Genre: New Adult Romance
One special summer.
The one thing Bliss had lost herself in when the fear and sickness were too much, moments never to be damaged by the harsh reality that followed… until now.
Bliss York didn’t live a normal teenage life. She didn’t go to Friday night football games, walk the halls with her friends every day, go to her prom or even walk to receive her diploma. It had all been taken from her the fall that she was fifteen years old and she was given the diagnosis no one ever wants to hear.
She had leukemia.
Seven years after spending a summer with a girl who he knew would always be his first love and the one who got away, Nate Finlay returns to Sea Breeze to help his fiancé open her new boutique clothing store. When the new employee walks in Nate is taken back seven years to the girl he thought he’d love forever. The one who never answered his calls or returned his text. The one who shut him out completely with not even a goodbye and broke his heart.
They’ve each become someone different. No longer the young teens with stars in their eyes. But does that matter when your heart still says that’s the one.
Like a Memory is a stereotypical New Adult Romance that uses illness and mental health as plot devices. It’s annoying, disrespectful, and cringe worthy. It doesn’t bring any new ideas or content to the table for this genre and is, unfortunately, sullying its reputation.
Like a Memory features Bliss, a young woman who survived through leukemia in her teenage years making her innocent and virginal, and Nate, a cynical man whore. Bliss and Nate shared a romance filled summer together when they were younger, but once Bliss fell ill she severed all communication. Nate no longer believes in love filled relationships, so he settled for one of convenience. The story then follows the same pattern as all New Adult Romances.

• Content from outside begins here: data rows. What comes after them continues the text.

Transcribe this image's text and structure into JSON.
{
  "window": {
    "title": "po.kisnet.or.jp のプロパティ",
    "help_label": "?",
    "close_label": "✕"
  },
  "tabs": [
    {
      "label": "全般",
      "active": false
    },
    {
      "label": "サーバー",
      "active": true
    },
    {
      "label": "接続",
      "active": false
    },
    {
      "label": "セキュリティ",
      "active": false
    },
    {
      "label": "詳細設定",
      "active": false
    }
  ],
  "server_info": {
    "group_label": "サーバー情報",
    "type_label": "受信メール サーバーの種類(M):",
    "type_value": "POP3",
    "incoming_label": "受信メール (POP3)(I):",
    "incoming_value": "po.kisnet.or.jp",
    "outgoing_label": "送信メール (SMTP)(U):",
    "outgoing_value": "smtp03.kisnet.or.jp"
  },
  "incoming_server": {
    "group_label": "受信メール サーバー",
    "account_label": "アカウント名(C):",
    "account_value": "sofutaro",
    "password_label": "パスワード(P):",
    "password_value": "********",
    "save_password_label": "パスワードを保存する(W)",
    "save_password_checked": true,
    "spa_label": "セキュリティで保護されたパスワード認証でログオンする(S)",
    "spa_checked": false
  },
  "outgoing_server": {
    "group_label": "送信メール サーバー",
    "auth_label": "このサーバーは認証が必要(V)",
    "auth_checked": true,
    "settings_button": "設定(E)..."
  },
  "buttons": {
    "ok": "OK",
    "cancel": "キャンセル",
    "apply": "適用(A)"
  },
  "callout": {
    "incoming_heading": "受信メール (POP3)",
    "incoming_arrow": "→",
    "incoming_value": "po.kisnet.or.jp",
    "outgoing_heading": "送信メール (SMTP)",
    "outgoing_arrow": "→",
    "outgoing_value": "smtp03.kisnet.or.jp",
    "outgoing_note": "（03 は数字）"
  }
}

This novel can be read as a standalone romance apart from both the Sea Breeze and Rosemary Beach series, however having read both I felt thoroughly confused a lot of the time because of the amount of secondary and tertiary characters that are given page time. Glines tried to tell a romance equivalent to that of Blaire and Rush from the Rosemary Beach series, but failed in using the tropes of the New Adult genre and getting lost in the secondary and tertiary characters she was trying to set up for future novels.
The New Adult genre is now tried and true. The novels that first heralded this genre are considered great and their ratings on Goodreads reflect this thought. However as the genre grew in popularity, so did the tropes associated with it. So now, when I read New Adult Romances that feature these tropes I can’t help but roll my eyes and desperately wish for an author to include something different to change the New Adult game. Unfortunately, Abbi Glines failed in that regard.
What made me ultimately dislike Like a Memory, without going into spoilers, is its use of mental illness as a plot device. Mental illness does not exist solely for authors to use to motivate their characters or to justify their characters’ actions. It’s disgusting and Abbi Glines should be ashamed. It pains me to write that because I’m a huge Abbi Glines fan. I’ve read almost everything she’s written, but I’ve matured and learned too much to ignore these glaring mistakes.
Overall, Like a Memory is a typical New Adult Romance. It features an innocent young woman and an experienced young man who refuses to settle down until he meets the main character. If you enjoy that story and are able to overlook mental illness being used as a plot device, then you will definitely enjoy Like a Memory.